“This is a challenging issue because pavement stripes are intentionally durable and difficult to remove,” Coon said. “The only way to completely eliminate evidence of the old stripes is to resurface the roadway, which can be costly and disruptive.”

Coon said the state also is trying new technologies to minimize rutting.

Early warning

Bellevue: Main Street will close from 7 a.m. to 6 p.m. between 112th Avenue and 116th Avenue tomorrow so crews can stripe the new pavement and do other post-paving work.

Issaquah: Expect weekday lane closures this month on East Lake Sammamish Parkway near Southeast 56th Street from 9 a.m. to 3 p.m., and occasionally at night, as crews install a sewer line. Work will continue along the parkway to Southeast 43rd Way. Crews also are working along Southeast 56th Street and Northwest Sammamish Road.

Bellevue: Bellevue Way will be closed for paving from 9 p.m. to 6 a.m. Monday through Saturday between Main and Northeast Eighth streets. Expect daytime lane closures on Bellevue Way from 7 a.m. to 4 p.m. between Main and Southeast Eighth streets Monday through Friday for concrete work. Detours will be marked.

Bellevue: The ramp from Bellevue Way to eastbound Interstate 90 and Interstate 405 will close at 10 tonight until 5 a.m. tomorrow so crews can move heavy equipment used to retrofit the I-90 floating bridge. Detours will be marked.

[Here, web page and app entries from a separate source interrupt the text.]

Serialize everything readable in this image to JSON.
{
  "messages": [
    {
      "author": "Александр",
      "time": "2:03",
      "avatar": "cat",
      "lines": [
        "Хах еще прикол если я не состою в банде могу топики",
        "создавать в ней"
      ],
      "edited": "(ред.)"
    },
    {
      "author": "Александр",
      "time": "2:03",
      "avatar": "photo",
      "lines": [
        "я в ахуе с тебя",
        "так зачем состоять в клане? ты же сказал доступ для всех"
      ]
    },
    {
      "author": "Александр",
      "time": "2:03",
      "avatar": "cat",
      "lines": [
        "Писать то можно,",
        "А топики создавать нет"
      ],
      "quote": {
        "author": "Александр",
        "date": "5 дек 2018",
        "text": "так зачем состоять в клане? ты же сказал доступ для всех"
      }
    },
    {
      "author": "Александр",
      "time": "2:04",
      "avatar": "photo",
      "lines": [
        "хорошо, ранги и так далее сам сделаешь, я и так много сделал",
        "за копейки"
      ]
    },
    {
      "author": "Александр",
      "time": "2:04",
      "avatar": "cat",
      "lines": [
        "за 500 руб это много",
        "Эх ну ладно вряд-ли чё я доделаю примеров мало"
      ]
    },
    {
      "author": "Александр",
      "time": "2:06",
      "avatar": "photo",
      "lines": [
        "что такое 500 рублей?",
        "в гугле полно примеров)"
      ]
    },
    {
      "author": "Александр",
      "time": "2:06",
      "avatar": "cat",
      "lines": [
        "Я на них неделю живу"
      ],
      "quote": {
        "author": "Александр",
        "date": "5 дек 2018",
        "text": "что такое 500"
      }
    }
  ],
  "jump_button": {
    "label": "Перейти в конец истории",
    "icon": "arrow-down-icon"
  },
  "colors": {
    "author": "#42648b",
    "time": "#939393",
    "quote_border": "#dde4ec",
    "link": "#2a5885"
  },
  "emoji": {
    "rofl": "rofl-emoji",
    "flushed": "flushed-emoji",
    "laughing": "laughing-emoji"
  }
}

Karen Gaudette: 206-515-5618 or kgaudette@seattletimes.com